My name is Craig Davidson and I have been a member of L-W-O Community support group since December 2016.
A couple of weeks ago I posed this question in the support group.
Who has heard of Endolymph & Perilymph?
“Generally, as far as I can remember there has been some form of ringing in my ear. Since an allergic reaction to Penicillin back in 2017. I have had swelling under the chin the lymph nodes feel solid and since then the neck has got worse along with the discomfort in the ears, eyes, and head. I decided to go to one of the high street hearing test centres. The audiologist looked at my ears with a camera and showed me that the ear itself was fine. The audiologist was nice enough to explain to me the working of the inner ear and recalled that the fluids in our ears ended in ‘lymph’. After a little bit of researching, I have found out that the lymphatic system serves a key role in our ears”.

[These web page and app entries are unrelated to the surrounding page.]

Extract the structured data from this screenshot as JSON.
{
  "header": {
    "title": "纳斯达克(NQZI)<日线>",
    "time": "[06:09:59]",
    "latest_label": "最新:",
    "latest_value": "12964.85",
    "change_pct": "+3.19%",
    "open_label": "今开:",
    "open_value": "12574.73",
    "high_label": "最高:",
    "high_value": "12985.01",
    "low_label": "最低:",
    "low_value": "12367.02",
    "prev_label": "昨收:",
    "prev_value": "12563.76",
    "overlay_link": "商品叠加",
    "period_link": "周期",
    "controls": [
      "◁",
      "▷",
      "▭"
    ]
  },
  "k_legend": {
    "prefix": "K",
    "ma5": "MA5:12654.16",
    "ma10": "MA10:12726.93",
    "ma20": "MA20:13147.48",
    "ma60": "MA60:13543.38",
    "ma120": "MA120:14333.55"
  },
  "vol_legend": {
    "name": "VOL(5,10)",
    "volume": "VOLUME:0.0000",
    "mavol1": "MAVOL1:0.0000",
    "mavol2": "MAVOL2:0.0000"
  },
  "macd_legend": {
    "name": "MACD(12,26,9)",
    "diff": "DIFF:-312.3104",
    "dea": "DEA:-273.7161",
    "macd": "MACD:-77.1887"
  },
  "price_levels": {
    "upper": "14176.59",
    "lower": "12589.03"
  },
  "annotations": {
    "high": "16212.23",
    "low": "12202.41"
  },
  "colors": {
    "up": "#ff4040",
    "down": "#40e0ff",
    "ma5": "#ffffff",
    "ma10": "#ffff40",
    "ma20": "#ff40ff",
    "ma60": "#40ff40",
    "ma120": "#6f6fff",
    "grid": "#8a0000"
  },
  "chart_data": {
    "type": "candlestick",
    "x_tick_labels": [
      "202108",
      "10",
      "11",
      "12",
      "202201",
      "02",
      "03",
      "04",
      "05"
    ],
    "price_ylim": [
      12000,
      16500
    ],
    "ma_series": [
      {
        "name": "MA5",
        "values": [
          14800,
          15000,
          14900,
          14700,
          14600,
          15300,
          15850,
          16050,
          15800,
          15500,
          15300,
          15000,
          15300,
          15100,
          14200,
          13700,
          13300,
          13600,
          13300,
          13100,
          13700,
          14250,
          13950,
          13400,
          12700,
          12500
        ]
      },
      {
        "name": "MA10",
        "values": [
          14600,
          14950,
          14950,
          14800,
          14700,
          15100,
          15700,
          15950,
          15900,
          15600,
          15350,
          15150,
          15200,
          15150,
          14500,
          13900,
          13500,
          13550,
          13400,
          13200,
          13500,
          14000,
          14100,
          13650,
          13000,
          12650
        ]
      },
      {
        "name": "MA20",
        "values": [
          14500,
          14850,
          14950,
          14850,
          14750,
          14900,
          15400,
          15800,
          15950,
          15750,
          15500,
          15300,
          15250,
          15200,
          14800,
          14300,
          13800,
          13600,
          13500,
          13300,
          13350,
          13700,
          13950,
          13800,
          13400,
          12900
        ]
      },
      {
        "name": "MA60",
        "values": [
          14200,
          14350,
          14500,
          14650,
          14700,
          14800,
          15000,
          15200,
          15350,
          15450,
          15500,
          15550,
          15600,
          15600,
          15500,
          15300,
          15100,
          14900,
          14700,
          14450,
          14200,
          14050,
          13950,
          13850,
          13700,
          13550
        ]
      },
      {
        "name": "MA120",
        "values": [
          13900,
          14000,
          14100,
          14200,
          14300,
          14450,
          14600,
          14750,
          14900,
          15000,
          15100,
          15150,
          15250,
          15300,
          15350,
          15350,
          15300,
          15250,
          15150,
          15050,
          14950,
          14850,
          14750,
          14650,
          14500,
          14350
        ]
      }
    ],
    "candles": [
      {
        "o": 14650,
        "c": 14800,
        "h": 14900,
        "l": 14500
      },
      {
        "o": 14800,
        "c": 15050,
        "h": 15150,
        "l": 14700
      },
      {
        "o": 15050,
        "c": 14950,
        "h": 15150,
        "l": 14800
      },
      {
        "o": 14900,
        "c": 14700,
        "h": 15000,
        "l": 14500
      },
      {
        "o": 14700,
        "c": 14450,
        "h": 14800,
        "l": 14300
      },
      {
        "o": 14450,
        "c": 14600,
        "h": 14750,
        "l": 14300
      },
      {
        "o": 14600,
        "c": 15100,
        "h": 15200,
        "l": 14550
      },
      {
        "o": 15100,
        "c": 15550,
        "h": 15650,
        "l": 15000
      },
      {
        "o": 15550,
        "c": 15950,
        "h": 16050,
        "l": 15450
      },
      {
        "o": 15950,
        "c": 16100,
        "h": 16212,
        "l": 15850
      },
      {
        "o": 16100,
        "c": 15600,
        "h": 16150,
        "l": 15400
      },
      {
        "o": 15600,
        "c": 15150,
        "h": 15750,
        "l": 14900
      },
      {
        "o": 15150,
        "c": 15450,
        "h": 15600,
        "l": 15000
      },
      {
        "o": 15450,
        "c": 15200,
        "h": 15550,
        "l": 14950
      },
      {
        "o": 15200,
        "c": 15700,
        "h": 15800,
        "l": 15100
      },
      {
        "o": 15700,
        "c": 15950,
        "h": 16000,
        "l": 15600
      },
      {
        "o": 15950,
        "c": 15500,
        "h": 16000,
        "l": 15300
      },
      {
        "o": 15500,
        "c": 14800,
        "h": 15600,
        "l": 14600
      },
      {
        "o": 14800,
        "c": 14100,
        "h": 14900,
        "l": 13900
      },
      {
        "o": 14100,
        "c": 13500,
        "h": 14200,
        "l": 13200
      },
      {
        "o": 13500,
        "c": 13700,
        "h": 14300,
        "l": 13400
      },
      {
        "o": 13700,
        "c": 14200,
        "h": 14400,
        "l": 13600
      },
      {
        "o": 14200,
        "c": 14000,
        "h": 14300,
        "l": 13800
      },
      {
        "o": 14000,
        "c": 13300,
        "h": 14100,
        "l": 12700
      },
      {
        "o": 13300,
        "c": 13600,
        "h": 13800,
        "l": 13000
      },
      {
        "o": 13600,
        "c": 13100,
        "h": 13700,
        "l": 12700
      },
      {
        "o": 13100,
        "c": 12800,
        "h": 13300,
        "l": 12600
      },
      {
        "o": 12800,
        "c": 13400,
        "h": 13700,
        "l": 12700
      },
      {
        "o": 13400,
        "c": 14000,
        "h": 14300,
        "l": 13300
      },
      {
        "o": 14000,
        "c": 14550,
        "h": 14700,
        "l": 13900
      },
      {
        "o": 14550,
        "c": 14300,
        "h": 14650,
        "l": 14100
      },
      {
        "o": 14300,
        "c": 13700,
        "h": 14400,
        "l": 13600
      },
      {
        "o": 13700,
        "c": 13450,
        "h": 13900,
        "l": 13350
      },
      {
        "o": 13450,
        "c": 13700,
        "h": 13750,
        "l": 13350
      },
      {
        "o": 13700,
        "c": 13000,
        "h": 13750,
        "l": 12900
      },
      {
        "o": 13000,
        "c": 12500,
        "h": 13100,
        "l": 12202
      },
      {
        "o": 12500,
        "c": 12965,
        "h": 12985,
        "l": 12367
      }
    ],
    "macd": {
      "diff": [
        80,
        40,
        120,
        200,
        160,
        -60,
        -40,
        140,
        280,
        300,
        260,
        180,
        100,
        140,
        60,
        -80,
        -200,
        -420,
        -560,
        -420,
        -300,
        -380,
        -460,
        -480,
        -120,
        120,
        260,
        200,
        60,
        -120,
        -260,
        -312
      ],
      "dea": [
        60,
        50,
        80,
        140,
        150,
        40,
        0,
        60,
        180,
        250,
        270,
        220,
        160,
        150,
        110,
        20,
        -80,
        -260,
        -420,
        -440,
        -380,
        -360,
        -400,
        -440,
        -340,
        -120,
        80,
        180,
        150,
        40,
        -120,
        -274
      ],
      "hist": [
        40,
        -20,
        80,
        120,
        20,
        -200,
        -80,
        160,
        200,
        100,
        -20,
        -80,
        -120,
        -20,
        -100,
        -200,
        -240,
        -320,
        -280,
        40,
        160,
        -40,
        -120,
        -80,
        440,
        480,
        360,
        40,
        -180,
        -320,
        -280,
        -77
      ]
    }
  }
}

Craig then added the following. “This is purely my own thought but since they cannot explain what is going on, then it can only be down to the lymphatics. My argument is we have three stages of lymphoedema, birth – adolescence – and 30ish plus. These symptoms started after 35 with a drug that I have never had an issue with before.”
Written by Craig Davidson
When I read Craig's question, I must admit I hadn't heard of Endolymph or Perilymph and although Craig had done quite a bit of research I was intrigued and followed up on his work.
While we know the lymphatic system is linked to every part of our anatomy this is an area not many of us would have heard of. So, lets demystify and explain in simple terms what these are and what they do.
Please note this page is written purely from a patient perspective
The ears fall into the category of Blood Supply & Lymphatics. Endolymph and Perilymph are types of cochlear fluids which are found in the inner ear. They are filled inside compartments of the cochlea, and both help the transmission of sound waves to the hair cells. I am not even going to begin to describe all the technical stuff but simply going to suggest why certain things happen with our ears.
Who remembers as a child spinning around? When you stop, you are left feeling dizzy and you are swaying all over the place you may even fall.
Maybe you had one too many and you are swaying all over the place and the room appears to be spinning. Why is this?
The brain thinks the head is still spinning even when you have stopped, the endolymph keeps moving which is why you still feel dizzy. When the endolymph stops moving no signal is sent to the brain therefore the brain then must determine for itself that you have stopped moving.
When you begin to move the endolymph in the opposite direction the two effects of motion should cancel one another out. Astronaut’s when they feel disorientation, that funny sensation when your car hits a dip in the road, being on a roller coaster at the funfair and scuba divers might experience dizziness or disorientation.
The above video is a stock library video used by me under licence from Canva..
Pronounced: per-i-lymph: this is the fluid between the membranous and bony labyrinths of the ear. Perilymph is found inside the cochlea of the ear, and it is this fluid that plays a role in your hearing and when the perilymph is disrupted this is when you will encounter hearing problems. This would be the time to ask for a referral to an ear, nose, and throat specialist.
The cochlea is shaped like a snail shell and has two compartments the Scala tympani and the Scala vestibuli both are filled with perilymph. When the cochlea receives vibrations, the perilymph moves stimulating the auditory hair cells inside your ear. This vibration is translated into electrochemical impulses that travels to the brain that enables you to interpret the vibrations as sound.
For those of you who would like to read the scientific notes - read more ...
So, what can go wrong? The ear can develop a perilymph fistula which is an abnormal opening this allows perilymph to drain from the inner ear to the middle ear resulting in dizziness, nausea, vomiting including ringing in the ear, problems with balance and vertigo. A fistula may be caused by trauma or may be an indication there is an underlying problem so please speak to your GP.
Do take good care of your ears and remember they need a break too from ...
Loud music whether at a concert or in the privacy of your own home
From the TV, radio, or other music devices
Working with noisy tools or background noises
Wear earmuffs when you can
Do not use cotton buds
Speak to your Pharmacist about solutions to remove earwax